▶ _Task to carry out_
Every record must be repeated exactly, with no omission.

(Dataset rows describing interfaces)

━━━━━━━━━━━━━━━━

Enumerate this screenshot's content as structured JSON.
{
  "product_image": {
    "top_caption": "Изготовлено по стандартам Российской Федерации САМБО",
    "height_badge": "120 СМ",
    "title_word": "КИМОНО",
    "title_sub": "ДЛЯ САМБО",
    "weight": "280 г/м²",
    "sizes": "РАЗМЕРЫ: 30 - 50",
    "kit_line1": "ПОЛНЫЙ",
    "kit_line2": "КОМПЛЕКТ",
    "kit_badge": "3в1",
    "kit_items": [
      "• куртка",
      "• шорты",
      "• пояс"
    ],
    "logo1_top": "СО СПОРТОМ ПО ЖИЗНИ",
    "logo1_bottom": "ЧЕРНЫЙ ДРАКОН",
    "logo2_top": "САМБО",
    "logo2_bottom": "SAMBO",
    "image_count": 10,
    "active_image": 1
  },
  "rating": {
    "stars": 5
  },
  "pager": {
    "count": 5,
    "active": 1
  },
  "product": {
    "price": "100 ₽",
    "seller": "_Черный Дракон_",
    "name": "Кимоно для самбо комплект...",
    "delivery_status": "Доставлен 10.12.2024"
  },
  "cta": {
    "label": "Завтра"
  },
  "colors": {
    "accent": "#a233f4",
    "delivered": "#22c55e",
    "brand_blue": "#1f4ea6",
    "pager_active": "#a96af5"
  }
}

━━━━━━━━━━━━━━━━

▶ _Exercise answer_
Enumerate this screenshot's content as structured JSON.
{
  "product_image": {
    "top_caption": "Изготовлено по стандартам Российской Федерации САМБО",
    "height_badge": "120 СМ",
    "title_word": "КИМОНО",
    "title_sub": "ДЛЯ САМБО",
    "weight": "280 г/м²",
    "sizes": "РАЗМЕРЫ: 30 - 50",
    "kit_line1": "ПОЛНЫЙ",
    "kit_line2": "КОМПЛЕКТ",
    "kit_badge": "3в1",
    "kit_items": [
      "• куртка",
      "• шорты",
      "• пояс"
    ],
    "logo1_top": "СО СПОРТОМ ПО ЖИЗНИ",
    "logo1_bottom": "ЧЕРНЫЙ ДРАКОН",
    "logo2_top": "САМБО",
    "logo2_bottom": "SAMBO",
    "image_count": 10,
    "active_image": 1
  },
  "rating": {
    "stars": 5
  },
  "pager": {
    "count": 5,
    "active": 1
  },
  "product": {
    "price": "100 ₽",
    "seller": "_Черный Дракон_",
    "name": "Кимоно для самбо комплект...",
    "delivery_status": "Доставлен 10.12.2024"
  },
  "cta": {
    "label": "Завтра"
  },
  "colors": {
    "accent": "#a233f4",
    "delivered": "#22c55e",
    "brand_blue": "#1f4ea6",
    "pager_active": "#a96af5"
  }
}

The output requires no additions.